- n. 船体；（果实的）外壳
- vt. [粮食] 去壳
- n. (Hull)人名；(英)赫尔；(法)于尔
TEM4 GRE CET6
2. cell => conceal <===> hall, hell, hull.
3. hall => hell, hull.
4. hollow <===> hull.
- hull: [OE] The notion underlying the word hull is of ‘covering’ or ‘concealing’. It originally meant ‘peapod’ – etymologically, the ‘covering’ of peas – and comes ultimately from the same Indo- European source as produced English cell, clandestine, conceal, hall, hell, and possibly colour and holster. It is generally assumed that hull ‘main body of a ship’, which first appeared in the 15th century, is the same word (a ship’s hull resembling an open peapod), although some etymologists have suggested that it may be connected with hollow.

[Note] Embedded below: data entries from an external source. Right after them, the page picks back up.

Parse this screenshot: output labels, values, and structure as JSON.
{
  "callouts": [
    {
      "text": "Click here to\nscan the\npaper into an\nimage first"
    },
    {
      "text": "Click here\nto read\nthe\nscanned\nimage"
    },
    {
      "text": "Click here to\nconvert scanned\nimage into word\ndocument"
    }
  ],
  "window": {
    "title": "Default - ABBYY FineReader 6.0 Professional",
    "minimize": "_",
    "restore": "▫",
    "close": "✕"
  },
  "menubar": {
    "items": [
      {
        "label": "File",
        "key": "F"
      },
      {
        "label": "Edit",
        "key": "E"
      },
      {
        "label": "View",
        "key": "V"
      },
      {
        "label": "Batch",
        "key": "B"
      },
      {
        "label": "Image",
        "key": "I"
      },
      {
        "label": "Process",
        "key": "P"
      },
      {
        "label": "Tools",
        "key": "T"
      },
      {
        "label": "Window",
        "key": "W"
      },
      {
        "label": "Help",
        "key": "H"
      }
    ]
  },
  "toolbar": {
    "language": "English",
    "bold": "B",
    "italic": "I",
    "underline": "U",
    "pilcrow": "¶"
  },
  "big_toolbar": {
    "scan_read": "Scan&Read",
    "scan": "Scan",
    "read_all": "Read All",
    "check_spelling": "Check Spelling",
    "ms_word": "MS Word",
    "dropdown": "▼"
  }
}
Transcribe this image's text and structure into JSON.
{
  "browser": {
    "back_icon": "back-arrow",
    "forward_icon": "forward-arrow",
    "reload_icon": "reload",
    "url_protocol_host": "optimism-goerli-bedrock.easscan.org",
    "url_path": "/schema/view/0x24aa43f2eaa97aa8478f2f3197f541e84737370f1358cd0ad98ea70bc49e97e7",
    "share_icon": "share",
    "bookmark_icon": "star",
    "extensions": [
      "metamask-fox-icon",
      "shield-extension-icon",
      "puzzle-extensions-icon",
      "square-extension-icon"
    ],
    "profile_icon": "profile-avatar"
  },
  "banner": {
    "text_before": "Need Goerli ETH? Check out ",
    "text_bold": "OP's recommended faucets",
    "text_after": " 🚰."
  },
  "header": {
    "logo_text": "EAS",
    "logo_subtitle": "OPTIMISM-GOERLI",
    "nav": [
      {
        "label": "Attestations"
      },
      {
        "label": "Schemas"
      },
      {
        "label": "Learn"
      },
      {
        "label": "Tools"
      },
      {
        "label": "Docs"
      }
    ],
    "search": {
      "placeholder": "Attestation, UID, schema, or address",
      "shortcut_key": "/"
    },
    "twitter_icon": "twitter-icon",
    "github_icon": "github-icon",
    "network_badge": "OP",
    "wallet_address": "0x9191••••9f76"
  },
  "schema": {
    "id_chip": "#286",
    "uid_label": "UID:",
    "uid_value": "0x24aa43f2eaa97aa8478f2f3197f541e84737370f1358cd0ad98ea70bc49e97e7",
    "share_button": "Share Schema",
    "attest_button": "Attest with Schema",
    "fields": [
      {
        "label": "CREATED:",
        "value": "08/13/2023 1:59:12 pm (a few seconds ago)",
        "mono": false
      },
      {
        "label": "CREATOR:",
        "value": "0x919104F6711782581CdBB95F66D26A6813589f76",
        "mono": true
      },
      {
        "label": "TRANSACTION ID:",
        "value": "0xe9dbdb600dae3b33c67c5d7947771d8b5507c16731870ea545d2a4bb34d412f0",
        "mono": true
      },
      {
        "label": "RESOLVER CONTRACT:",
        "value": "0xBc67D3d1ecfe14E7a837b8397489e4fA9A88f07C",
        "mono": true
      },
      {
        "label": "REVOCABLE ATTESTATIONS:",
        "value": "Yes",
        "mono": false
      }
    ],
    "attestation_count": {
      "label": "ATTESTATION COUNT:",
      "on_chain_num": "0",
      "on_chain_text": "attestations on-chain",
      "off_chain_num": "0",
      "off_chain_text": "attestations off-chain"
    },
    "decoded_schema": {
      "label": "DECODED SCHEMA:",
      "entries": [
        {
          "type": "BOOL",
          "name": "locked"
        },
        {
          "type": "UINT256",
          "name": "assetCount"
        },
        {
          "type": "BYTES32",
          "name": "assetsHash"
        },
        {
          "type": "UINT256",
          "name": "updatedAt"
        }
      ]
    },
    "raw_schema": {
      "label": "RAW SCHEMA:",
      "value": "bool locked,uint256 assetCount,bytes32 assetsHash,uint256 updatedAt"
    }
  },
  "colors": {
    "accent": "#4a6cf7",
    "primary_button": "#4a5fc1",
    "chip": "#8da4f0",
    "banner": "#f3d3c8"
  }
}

=> cell, clandestine, conceal, hall, hell, occult
- hull (n.1)
- "seed covering," from Old English hulu "husk, pod," from Proto-Germanic *hulus "to cover" (cognates: Old High German hulla, hulsa; German Hülle, Hülse, Dutch huls). Figurative use by 1831.
- hull (n.2)
- "body of a ship," 1550s, perhaps from hull (n.1) on fancied resemblance of ship keels to open peapods (compare Latin carina "keel of a ship," originally "shell of a nut;" Greek phaselus "light passenger ship, yacht," literally "bean pod;" French coque "hull of a ship; shell of a walnut or egg"). Alternative etymology is from Middle English hoole "ship's keel" (mid-15c.), from the same source as hold (n.).
- hull (v.)
- "to remove the husk of," early 15c., from hull (n.1). Related: Hulled, which can mean both "having a particular kind of hull" and "stripped of the hull."
- 1. We could hear the swish and gurgle of water against the hull.
- 2. The yacht has sprung a leak in the hull.
- 3. He went to Hull University, where he studied History and Economics.
- 4. He fixed the towing cradle round the hull.
- 5. Wash and hull the strawberries.
[ hull 造句 ]